    1. Choose one particular surface type to experiment on.

    2. Using your water bottle, pour water on your chosen surface type.

    3. Record results in the “Notes/Results” section of the Observation/Inference Chart.

    4. Repeat steps 5-7 as many times as you have time for.

    5. Compare how quickly the water is absorbed (if at all) on the different surfaces.

  2. If possible, encourage students to document their testing procedures with photographs.


At this point you may want to return to school, and complete the following in the relative quiet and predictability of the classroom.

  1. Ask your students to compare the results of their field surface testing to:

    1. The predictions they made while in the field -- could you always tell which surfaces were most permeable just by looking at them?  

      1. If not, why might water behave differently than expected?  What new questions does that raise?

    2. The Surface Types handout -- are your results consistent with what it says on the handout?  

      1. If not, how would you alter the handout to make it more accurate, based on your testing?

    3. What they thought they were seeing on the satellite images from Part I of the Permeability lesson series -- what did you find easy to spot in satellite images, and what seems harder to gauge without going to the site and testing it for yourself?

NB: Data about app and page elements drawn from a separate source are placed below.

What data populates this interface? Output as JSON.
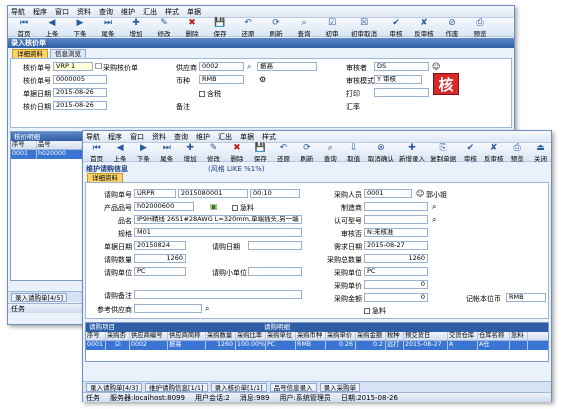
{
  "back": {
    "menu": [
      "导航",
      "程序",
      "窗口",
      "资料",
      "查询",
      "维护",
      "汇出",
      "样式",
      "单据"
    ],
    "toolbar": [
      "首页",
      "上条",
      "下条",
      "尾条",
      "增加",
      "修改",
      "删除",
      "保存",
      "还原",
      "刷新",
      "查询",
      "初审",
      "初审取消",
      "审核",
      "反审核",
      "作废",
      "预览"
    ],
    "title": "录入核价单",
    "tabs": [
      "详细资料",
      "信息浏览"
    ],
    "labels": {
      "no": "核价单号",
      "purchase_no": "采购核价单",
      "supplier": "供应商",
      "approver": "审核者",
      "order_no": "核价单号",
      "currency": "币种",
      "audit_mode": "审核模式",
      "date": "单据日期",
      "print": "打印",
      "price_date": "核价日期",
      "remark": "备注",
      "rate": "汇率",
      "tax": "含税"
    },
    "values": {
      "no": "VRP 1",
      "order_no": "0000005",
      "supplier": "0002",
      "supplier_name": "振高",
      "approver": "DS",
      "currency": "RMB",
      "audit_mode": "Y 审核",
      "date": "2015-08-26",
      "price_date": "2015-08-26"
    },
    "seal": "核",
    "list_title": "核价明细",
    "list_head": [
      "序号",
      "品号"
    ],
    "list_row": [
      "0001",
      "h020000"
    ],
    "wtab": "录入请购单[4/5]",
    "status": [
      "任务"
    ]
  },
  "front": {
    "menu": [
      "导航",
      "程序",
      "窗口",
      "资料",
      "查询",
      "维护",
      "汇出",
      "单据",
      "样式"
    ],
    "toolbar": [
      "首页",
      "上条",
      "下条",
      "尾条",
      "增加",
      "修改",
      "删除",
      "保存",
      "还原",
      "刷新",
      "查询",
      "取值",
      "取消确认",
      "新增录入",
      "复制单据",
      "审核",
      "反审核",
      "预览",
      "关闭"
    ],
    "title": "维护请购信息",
    "filter": "(风格 LIKE %1%)",
    "tabs": [
      "详细资料"
    ],
    "labels": {
      "req_no": "请购单号",
      "item_no": "产品品号",
      "name": "品名",
      "spec": "规格",
      "date": "单据日期",
      "req_qty": "请购数量",
      "req_unit": "请购单位",
      "req_remark": "请购备注",
      "ref_supplier": "参考供应商",
      "delivery": "请购日期",
      "small_unit": "请购小单位",
      "buyer": "采购人员",
      "maker": "制造商",
      "model": "认可型号",
      "audit": "审核否",
      "need_date": "需求日期",
      "purchase_qty": "采购总数量",
      "purchase_unit": "采购单位",
      "purchase_price": "采购单价",
      "purchase_amt": "采购金额",
      "record_unit": "记帐本位币"
    },
    "values": {
      "req_no": "URPR",
      "req_no2": "2015080001",
      "req_no3": "00:10",
      "item_no": "h02000600",
      "urgent": "急料",
      "name": "IP9H精线 26S1#28AWG L=320mm,单端插头,另一端",
      "spec": "M01",
      "date": "20150824",
      "req_qty": "1260",
      "req_unit": "PC",
      "buyer": "0001",
      "buyer_name": "郭小姐",
      "audit": "N:未核准",
      "need_date": "2015-08-27",
      "purchase_qty": "1260",
      "purchase_unit": "PC",
      "purchase_price": "0",
      "purchase_amt": "0",
      "urgent2": "急料",
      "record_unit": "RMB"
    },
    "grid_label": "请购明细",
    "grid_group": "请购项目",
    "grid_head": [
      "序号",
      "采购否",
      "供应商编号",
      "供应商简称",
      "采购数量",
      "采购比率",
      "采购单位",
      "采购币种",
      "采购单价",
      "采购金额",
      "税种",
      "预交货日",
      "交货仓库",
      "仓库名称",
      "急料"
    ],
    "grid_row": [
      "0001",
      "☑",
      "0002",
      "振高",
      "1260",
      "100.00%",
      "PC",
      "RMB",
      "0.26",
      "0.2",
      "远打",
      "2015-08-27",
      "A",
      "A仓",
      ""
    ],
    "wtabs": [
      "录入请购单[4/3]",
      "维护请购信息[1/1]",
      "录入核价单[1/1]",
      "品号信息录入",
      "录入采购单"
    ],
    "status": [
      "任务",
      "服务器:localhost:8099",
      "用户会话:2",
      "消息:989",
      "用户:系统管理员",
      "日期:2015-08-26"
    ]
  }
}
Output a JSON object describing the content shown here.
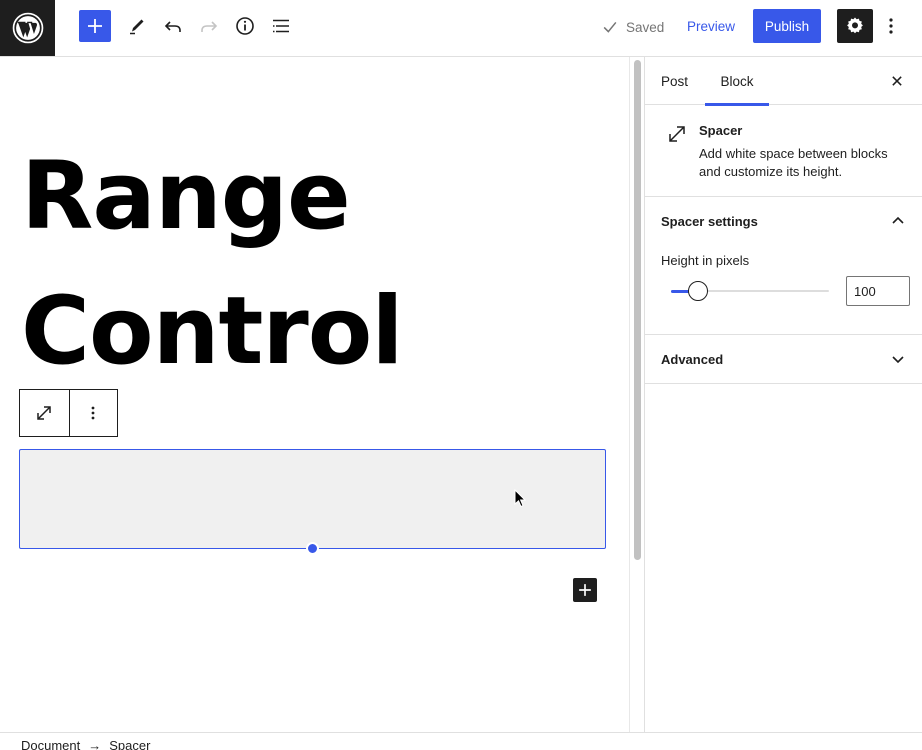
{
  "header": {
    "saved_label": "Saved",
    "preview_label": "Preview",
    "publish_label": "Publish"
  },
  "editor": {
    "title_line_1": "Range",
    "title_line_2": "Control"
  },
  "sidebar": {
    "tabs": [
      {
        "label": "Post"
      },
      {
        "label": "Block"
      }
    ],
    "active_tab": "Block",
    "block_card": {
      "title": "Spacer",
      "description": "Add white space between blocks and customize its height."
    },
    "spacer_settings": {
      "title": "Spacer settings",
      "height_label": "Height in pixels",
      "height_value": "100",
      "slider_fraction": 0.17
    },
    "advanced": {
      "title": "Advanced"
    }
  },
  "footer": {
    "breadcrumb": [
      "Document",
      "Spacer"
    ]
  },
  "colors": {
    "accent": "#3858e9",
    "dark": "#1e1e1e",
    "spacer_bg": "#f0f0f0"
  }
}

(highly recommended!)

Lead another class discussion about students’ field-based experimental designs.

  1. Start by posting/distributing their data.  

  2. Start with open-ended questions like:

    1. What do you notice about these data?

    2. What questions do you have?

    3. Are there any surprises?  Any contradictions?

      Encourage students to speak to one another, not just to you, and encourage them to follow up on each other’s comments and questions.  For instance:

      1. if Student A asks a question about Student B’s data, ask Student B if they’d like to try answering that question.

      2. Then ask Student B’s partners if they’d like to add anything.

      3. Then ask Student A if they are satisified with that answer, or if they have any follow-up questions.

      4. Then ask Student B and group if they have any follow-up questions.

        Of course, it’s possible to overdo this kind of prompting, but when it works, it can create powerful exchanges of ideas!

  3. Ask a couple of groups to describe and demonstrate how they did their testing.  Choose groups that used slightly or very different methods.  

  4. Then ask those groups and the rest of the class:

    1. What are some of the similarities between these two experimental designs (or methods of testing)?

    2. What are some of the differences?

    3. What are some of the pros and cons of the different choices that each group made in their experimental design?

    4. If you were to repeat this testing, what would you do the same as one of these groups, and what would you do differently?  Why?

    5. Do you think each group tested permeability, absorbency, both, or neither?  Why?